▸ **THE PROBLEM**
Go through the lines below and repeat each one exactly, skipping pictures.
** PROVIDED RECORDS follows **
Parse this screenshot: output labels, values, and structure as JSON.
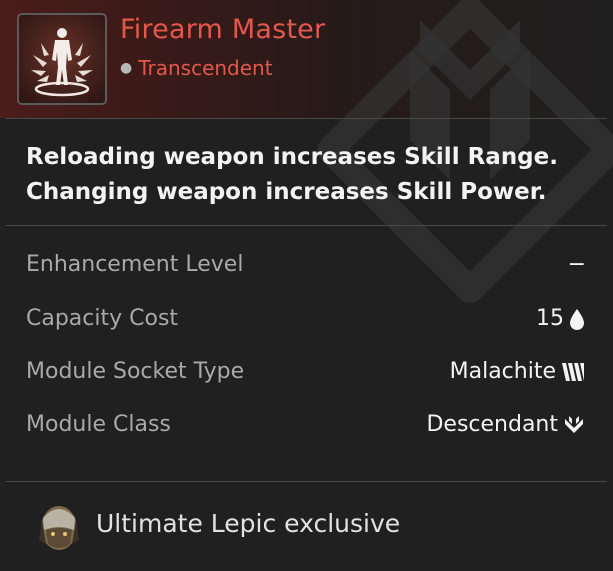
{
  "module": {
    "name": "Firearm Master",
    "tier": "Transcendent",
    "description": [
      "Reloading weapon increases Skill Range.",
      "Changing weapon increases Skill Power."
    ]
  },
  "stats": [
    {
      "label": "Enhancement Level",
      "value": "−",
      "icon": ""
    },
    {
      "label": "Capacity Cost",
      "value": "15",
      "icon": "drop-icon"
    },
    {
      "label": "Module Socket Type",
      "value": "Malachite",
      "icon": "malachite-socket-icon"
    },
    {
      "label": "Module Class",
      "value": "Descendant",
      "icon": "descendant-class-icon"
    }
  ],
  "footer": {
    "text": "Ultimate Lepic exclusive",
    "icon": "lepic-portrait-icon"
  },
  "colors": {
    "title": "#e4584b",
    "header_bg": "#4a1d1a",
    "panel_bg": "#202020"
  }
}
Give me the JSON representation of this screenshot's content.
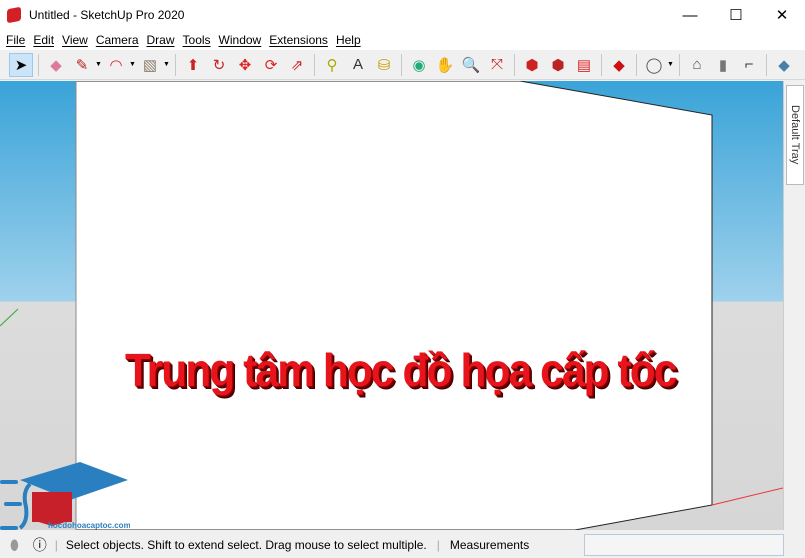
{
  "window": {
    "title": "Untitled - SketchUp Pro 2020",
    "minimize": "—",
    "maximize": "☐",
    "close": "✕"
  },
  "menu": [
    "File",
    "Edit",
    "View",
    "Camera",
    "Draw",
    "Tools",
    "Window",
    "Extensions",
    "Help"
  ],
  "toolbar": [
    {
      "name": "select-icon",
      "glyph": "➤",
      "color": "#000"
    },
    {
      "name": "eraser-icon",
      "glyph": "◆",
      "color": "#e07a9a"
    },
    {
      "name": "pencil-icon",
      "glyph": "✎",
      "color": "#b22"
    },
    {
      "name": "arc-icon",
      "glyph": "◠",
      "color": "#d22"
    },
    {
      "name": "rectangle-icon",
      "glyph": "▧",
      "color": "#8a7c6a"
    },
    {
      "name": "push-pull-icon",
      "glyph": "⬆",
      "color": "#c22"
    },
    {
      "name": "follow-me-icon",
      "glyph": "↻",
      "color": "#c22"
    },
    {
      "name": "move-icon",
      "glyph": "✥",
      "color": "#d22"
    },
    {
      "name": "rotate-icon",
      "glyph": "⟳",
      "color": "#d22"
    },
    {
      "name": "scale-icon",
      "glyph": "⇗",
      "color": "#c22"
    },
    {
      "name": "tape-measure-icon",
      "glyph": "⚲",
      "color": "#aa0"
    },
    {
      "name": "text-icon",
      "glyph": "A",
      "color": "#333"
    },
    {
      "name": "paint-bucket-icon",
      "glyph": "⛁",
      "color": "#c90"
    },
    {
      "name": "orbit-icon",
      "glyph": "◉",
      "color": "#2a7"
    },
    {
      "name": "pan-icon",
      "glyph": "✋",
      "color": "#dbb"
    },
    {
      "name": "zoom-icon",
      "glyph": "🔍",
      "color": "#357"
    },
    {
      "name": "zoom-extents-icon",
      "glyph": "⤧",
      "color": "#c22"
    },
    {
      "name": "warehouse-icon",
      "glyph": "⬢",
      "color": "#c22"
    },
    {
      "name": "extension-warehouse-icon",
      "glyph": "⬢",
      "color": "#b22"
    },
    {
      "name": "layout-icon",
      "glyph": "▤",
      "color": "#d22"
    },
    {
      "name": "ruby-icon",
      "glyph": "◆",
      "color": "#c11"
    },
    {
      "name": "account-icon",
      "glyph": "◯",
      "color": "#555"
    },
    {
      "name": "house-icon",
      "glyph": "⌂",
      "color": "#555"
    },
    {
      "name": "door-icon",
      "glyph": "▮",
      "color": "#777"
    },
    {
      "name": "wall-icon",
      "glyph": "⌐",
      "color": "#333"
    },
    {
      "name": "box-icon",
      "glyph": "◆",
      "color": "#4a7fa8"
    }
  ],
  "tray": {
    "label": "Default Tray"
  },
  "canvas": {
    "text": "Trung tâm học đồ họa cấp tốc",
    "text_color": "#e8141b"
  },
  "logo": {
    "text": "hocdohoacaptoc.com"
  },
  "status": {
    "hint": "Select objects. Shift to extend select. Drag mouse to select multiple.",
    "measurements_label": "Measurements",
    "measurements_value": ""
  }
}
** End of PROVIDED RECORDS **
▸ **EXERCISE ANSWER**
Parse this screenshot: output labels, values, and structure as JSON.
{
  "module": {
    "name": "Firearm Master",
    "tier": "Transcendent",
    "description": [
      "Reloading weapon increases Skill Range.",
      "Changing weapon increases Skill Power."
    ]
  },
  "stats": [
    {
      "label": "Enhancement Level",
      "value": "−",
      "icon": ""
    },
    {
      "label": "Capacity Cost",
      "value": "15",
      "icon": "drop-icon"
    },
    {
      "label": "Module Socket Type",
      "value": "Malachite",
      "icon": "malachite-socket-icon"
    },
    {
      "label": "Module Class",
      "value": "Descendant",
      "icon": "descendant-class-icon"
    }
  ],
  "footer": {
    "text": "Ultimate Lepic exclusive",
    "icon": "lepic-portrait-icon"
  },
  "colors": {
    "title": "#e4584b",
    "header_bg": "#4a1d1a",
    "panel_bg": "#202020"
  }
}
Give me the JSON representation of this screenshot's content.
{
  "window": {
    "title": "Untitled - SketchUp Pro 2020",
    "minimize": "—",
    "maximize": "☐",
    "close": "✕"
  },
  "menu": [
    "File",
    "Edit",
    "View",
    "Camera",
    "Draw",
    "Tools",
    "Window",
    "Extensions",
    "Help"
  ],
  "toolbar": [
    {
      "name": "select-icon",
      "glyph": "➤",
      "color": "#000"
    },
    {
      "name": "eraser-icon",
      "glyph": "◆",
      "color": "#e07a9a"
    },
    {
      "name": "pencil-icon",
      "glyph": "✎",
      "color": "#b22"
    },
    {
      "name": "arc-icon",
      "glyph": "◠",
      "color": "#d22"
    },
    {
      "name": "rectangle-icon",
      "glyph": "▧",
      "color": "#8a7c6a"
    },
    {
      "name": "push-pull-icon",
      "glyph": "⬆",
      "color": "#c22"
    },
    {
      "name": "follow-me-icon",
      "glyph": "↻",
      "color": "#c22"
    },
    {
      "name": "move-icon",
      "glyph": "✥",
      "color": "#d22"
    },
    {
      "name": "rotate-icon",
      "glyph": "⟳",
      "color": "#d22"
    },
    {
      "name": "scale-icon",
      "glyph": "⇗",
      "color": "#c22"
    },
    {
      "name": "tape-measure-icon",
      "glyph": "⚲",
      "color": "#aa0"
    },
    {
      "name": "text-icon",
      "glyph": "A",
      "color": "#333"
    },
    {
      "name": "paint-bucket-icon",
      "glyph": "⛁",
      "color": "#c90"
    },
    {
      "name": "orbit-icon",
      "glyph": "◉",
      "color": "#2a7"
    },
    {
      "name": "pan-icon",
      "glyph": "✋",
      "color": "#dbb"
    },
    {
      "name": "zoom-icon",
      "glyph": "🔍",
      "color": "#357"
    },
    {
      "name": "zoom-extents-icon",
      "glyph": "⤧",
      "color": "#c22"
    },
    {
      "name": "warehouse-icon",
      "glyph": "⬢",
      "color": "#c22"
    },
    {
      "name": "extension-warehouse-icon",
      "glyph": "⬢",
      "color": "#b22"
    },
    {
      "name": "layout-icon",
      "glyph": "▤",
      "color": "#d22"
    },
    {
      "name": "ruby-icon",
      "glyph": "◆",
      "color": "#c11"
    },
    {
      "name": "account-icon",
      "glyph": "◯",
      "color": "#555"
    },
    {
      "name": "house-icon",
      "glyph": "⌂",
      "color": "#555"
    },
    {
      "name": "door-icon",
      "glyph": "▮",
      "color": "#777"
    },
    {
      "name": "wall-icon",
      "glyph": "⌐",
      "color": "#333"
    },
    {
      "name": "box-icon",
      "glyph": "◆",
      "color": "#4a7fa8"
    }
  ],
  "tray": {
    "label": "Default Tray"
  },
  "canvas": {
    "text": "Trung tâm học đồ họa cấp tốc",
    "text_color": "#e8141b"
  },
  "logo": {
    "text": "hocdohoacaptoc.com"
  },
  "status": {
    "hint": "Select objects. Shift to extend select. Drag mouse to select multiple.",
    "measurements_label": "Measurements",
    "measurements_value": ""
  }
}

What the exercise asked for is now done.